:: Task brief ::
Go through the lines below. Copy those with "list".

:: Web page and app entries ::
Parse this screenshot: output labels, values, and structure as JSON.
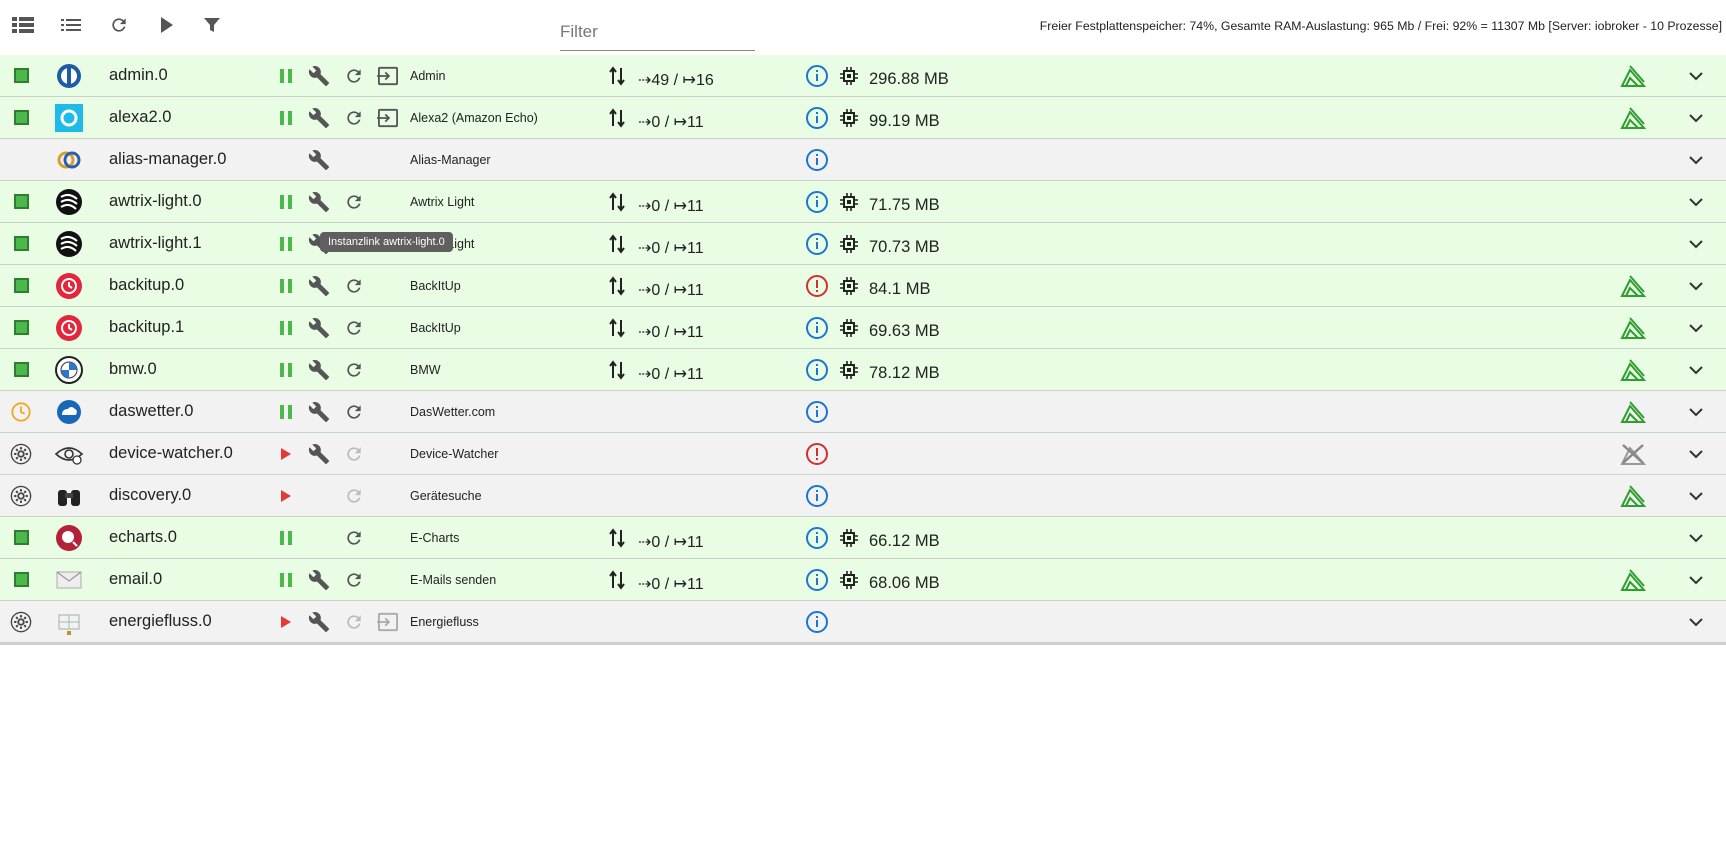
{
  "toolbar": {
    "filter_placeholder": "Filter",
    "status": "Freier Festplattenspeicher: 74%, Gesamte RAM-Auslastung: 965 Mb / Frei: 92% = 11307 Mb [Server: iobroker - 10 Prozesse]",
    "icons": [
      "list-expanded-icon",
      "list-compact-icon",
      "reload-icon",
      "play-icon",
      "filter-icon"
    ]
  },
  "colors": {
    "green_row": "#e9fde5",
    "grey_row": "#f2f2f2",
    "accent_green": "#4cb84c",
    "info_blue": "#1976d2",
    "error_red": "#d32f2f",
    "wifi_green": "#2e9e2e"
  },
  "tooltip": {
    "text": "Instanzlink awtrix-light.0"
  },
  "rows": [
    {
      "name": "admin.0",
      "title": "Admin",
      "io": "⇢49 / ↦16",
      "memory": "296.88 MB",
      "state": "running",
      "info": "info"
    },
    {
      "name": "alexa2.0",
      "title": "Alexa2 (Amazon Echo)",
      "io": "⇢0 / ↦11",
      "memory": "99.19 MB",
      "state": "running",
      "info": "info"
    },
    {
      "name": "alias-manager.0",
      "title": "Alias-Manager",
      "io": "",
      "memory": "",
      "state": "none",
      "info": "info"
    },
    {
      "name": "awtrix-light.0",
      "title": "Awtrix Light",
      "io": "⇢0 / ↦11",
      "memory": "71.75 MB",
      "state": "running",
      "info": "info"
    },
    {
      "name": "awtrix-light.1",
      "title": "Awtrix Light",
      "io": "⇢0 / ↦11",
      "memory": "70.73 MB",
      "state": "running",
      "info": "info"
    },
    {
      "name": "backitup.0",
      "title": "BackItUp",
      "io": "⇢0 / ↦11",
      "memory": "84.1 MB",
      "state": "running",
      "info": "error"
    },
    {
      "name": "backitup.1",
      "title": "BackItUp",
      "io": "⇢0 / ↦11",
      "memory": "69.63 MB",
      "state": "running",
      "info": "info"
    },
    {
      "name": "bmw.0",
      "title": "BMW",
      "io": "⇢0 / ↦11",
      "memory": "78.12 MB",
      "state": "running",
      "info": "info"
    },
    {
      "name": "daswetter.0",
      "title": "DasWetter.com",
      "io": "",
      "memory": "",
      "state": "scheduled",
      "info": "info"
    },
    {
      "name": "device-watcher.0",
      "title": "Device-Watcher",
      "io": "",
      "memory": "",
      "state": "stopped",
      "info": "error"
    },
    {
      "name": "discovery.0",
      "title": "Gerätesuche",
      "io": "",
      "memory": "",
      "state": "stopped",
      "info": "info"
    },
    {
      "name": "echarts.0",
      "title": "E-Charts",
      "io": "⇢0 / ↦11",
      "memory": "66.12 MB",
      "state": "running",
      "info": "info"
    },
    {
      "name": "email.0",
      "title": "E-Mails senden",
      "io": "⇢0 / ↦11",
      "memory": "68.06 MB",
      "state": "running",
      "info": "info"
    },
    {
      "name": "energiefluss.0",
      "title": "Energiefluss",
      "io": "",
      "memory": "",
      "state": "stopped",
      "info": "info"
    }
  ]
}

:: Output below ::
      "list-expanded-icon",
      "list-compact-icon",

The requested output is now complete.